A Homecoming for Artist Eric Inkala at Public Functionary

This Saturday, Brooklyn-based mural artist and painter (and former Twin Cities resident) Eric Inkala returns to Minneapolis for the opening of a new solo exhibition, "Eric Inkala: Chaos Complex," at Public Functionary. The show will feature 12 to 14 original paintings and a large-scale mural.


Inkala's work has roots in graffiti, but in recent years his graphic style has been further simplified, distilled down to its essential elements of pastel colors and flat, two-dimensional shapes. The upcoming exhibition at Public Functionary marks the debut of a new series of paintings that Inkala, a self-taught artist, has assembled over a two-month period in consultation with the show's curator, Tricia Khutoretsky.

"This is my first exhibit in Minneapolis in five years," says Inkala. "So it's going to be interesting to see people's response to where my work has gone since relocating to Brooklyn. "

[jump] Khutoretsky got to know Eric Inkala several years ago, when she profiled him for the now-defunct print magazine Industry. After Inkala relocated to Brooklyn, Khutoretsky continued to follow his career.


Inkala often posts photos of his creative process on Instagram. Khutoretsky was particularly impressed by the fact that his work showed evidence of "a new layer of complexity and depth." Public Functionary had been looking for something bold to bring the gallery's second season to a close, and Inkala's paintings fit the bill.

"It was kind of perfect timing for both myself and the gallery for this show," says Inkala. "We had been talking about doing a show for a while now, and I made a bit of a breakthrough in my work at the same time as they were figuring out what their last show of the year was going to be."


Public Functionary was envisioned as an incubator for creative ideas, and Khutoretsky was eager to showcase Inkala's artwork at the very moment when the artist was starting to make the transition to a different style. Khutoretsky was particularly interested in "seeing an artist progress, and find what his narrative is."


After visiting Inkala's studio in New York, Khutoretsky kept in touch with him through an ongoing series of text messages. The exhibit took shape based on those discussions.
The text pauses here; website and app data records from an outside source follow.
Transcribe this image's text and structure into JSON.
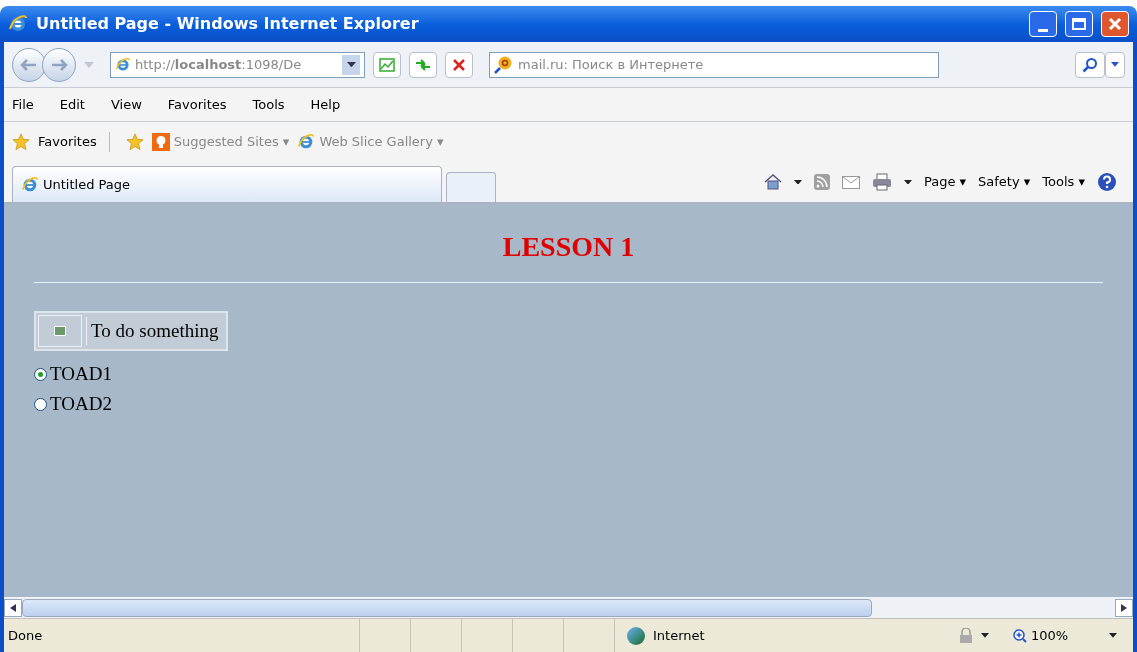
{
  "window": {
    "title": "Untitled Page - Windows Internet Explorer"
  },
  "address_bar": {
    "url": "http://**localhost**:1098/De"
  },
  "search": {
    "placeholder": "mail.ru: Поиск в Интернете"
  },
  "menu": [
    "File",
    "Edit",
    "View",
    "Favorites",
    "Tools",
    "Help"
  ],
  "favorites_bar": {
    "label": "Favorites",
    "links": [
      {
        "label": "Suggested Sites ▾",
        "kind": "bulb"
      },
      {
        "label": "Web Slice Gallery ▾",
        "kind": "ie"
      }
    ]
  },
  "tabs": [
    {
      "label": "Untitled Page",
      "selected": true
    }
  ],
  "command_bar": [
    "Page ▾",
    "Safety ▾",
    "Tools ▾"
  ],
  "page": {
    "heading": "LESSON 1",
    "button": "To do something",
    "radios": [
      {
        "label": "TOAD1",
        "selected": true
      },
      {
        "label": "TOAD2",
        "selected": false
      }
    ]
  },
  "status_bar": {
    "status": "Done",
    "zone": "Internet",
    "zoom": "100%"
  }
}
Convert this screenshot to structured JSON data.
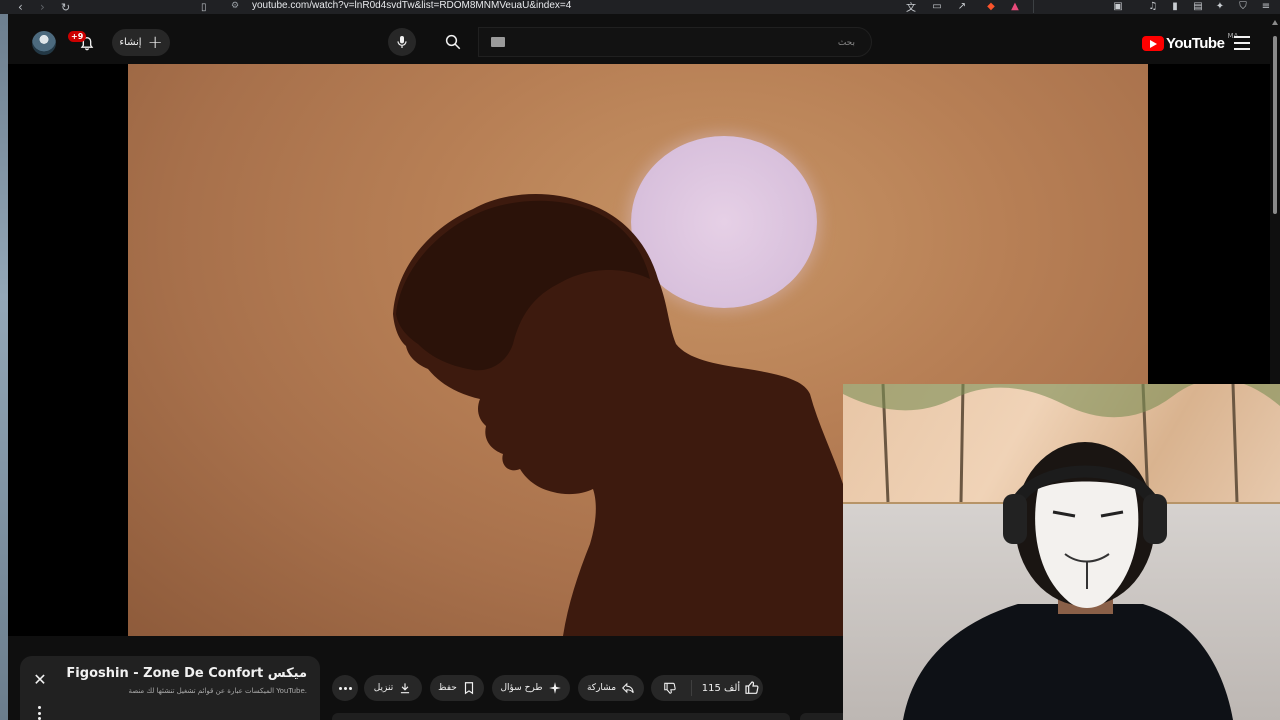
{
  "browser": {
    "url": "youtube.com/watch?v=lnR0d4svdTw&list=RDOM8MNMVeuaU&index=4"
  },
  "header": {
    "create_label": "إنشاء",
    "notification_count": "+9",
    "search_placeholder": "بحث",
    "logo_text": "YouTube",
    "country_code": "MA"
  },
  "mix_panel": {
    "title": "Figoshin - Zone De Confort ميكس",
    "subtitle": "الميكسات عبارة عن قوائم تشغيل تنشئها لك منصة YouTube."
  },
  "actions": {
    "like_count": "115 ألف",
    "share_label": "مشاركة",
    "ask_label": "طرح سؤال",
    "save_label": "حفظ",
    "download_label": "تنزيل"
  },
  "colors": {
    "background": "#0f0f0f",
    "pill": "#272727",
    "brand_red": "#ff0000",
    "badge_red": "#cc0000"
  }
}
"Being an artist in New York is no joke. [There's] so much competition. You really have to want it to get anywhere in that city. I've always had a very strong work ethic in the studio, but since moving to New York it has narrowed my focus even more," he says.

Inkala is known for his use of a signature character, and in this latest series he continues to incorporate similar iconography (such as cartoon eyeballs), along with yellow lightning bolts, curlicue lettering, and layers of text.

"The character has been a main focus for me for years now," Inkala explains. But as his artwork has gotten more complex, the character has become "more of a basis for abstraction and exploration."


Because the paintings are so colorful, Public Functionary has chosen to display them against a neutral background. The gallery walls have been painted a shade of gray, as the work is really bright.  The central focus of the show will be a full-scale mural assembled on an underlying structure within the gallery.


As usual, Public Functionary will be hosting "PF Takeovers" on Friday nights, in which members of the local arts community are invited to come in to stage events in the space.



"Eric Inkala: Chaos Complex"

The show opens Saturday, November 22 with a reception from 7 p.m. to midnight, featuring resident DJ Sarah White.

Through December 20

Gallery hours are 2 to 6 p.m. Tuesdays, 7 to 11 p.m. Fridays, and noon to 4 p.m. Saturdays.

Check Public Functionary's website for details about Friday night PF Takeover events.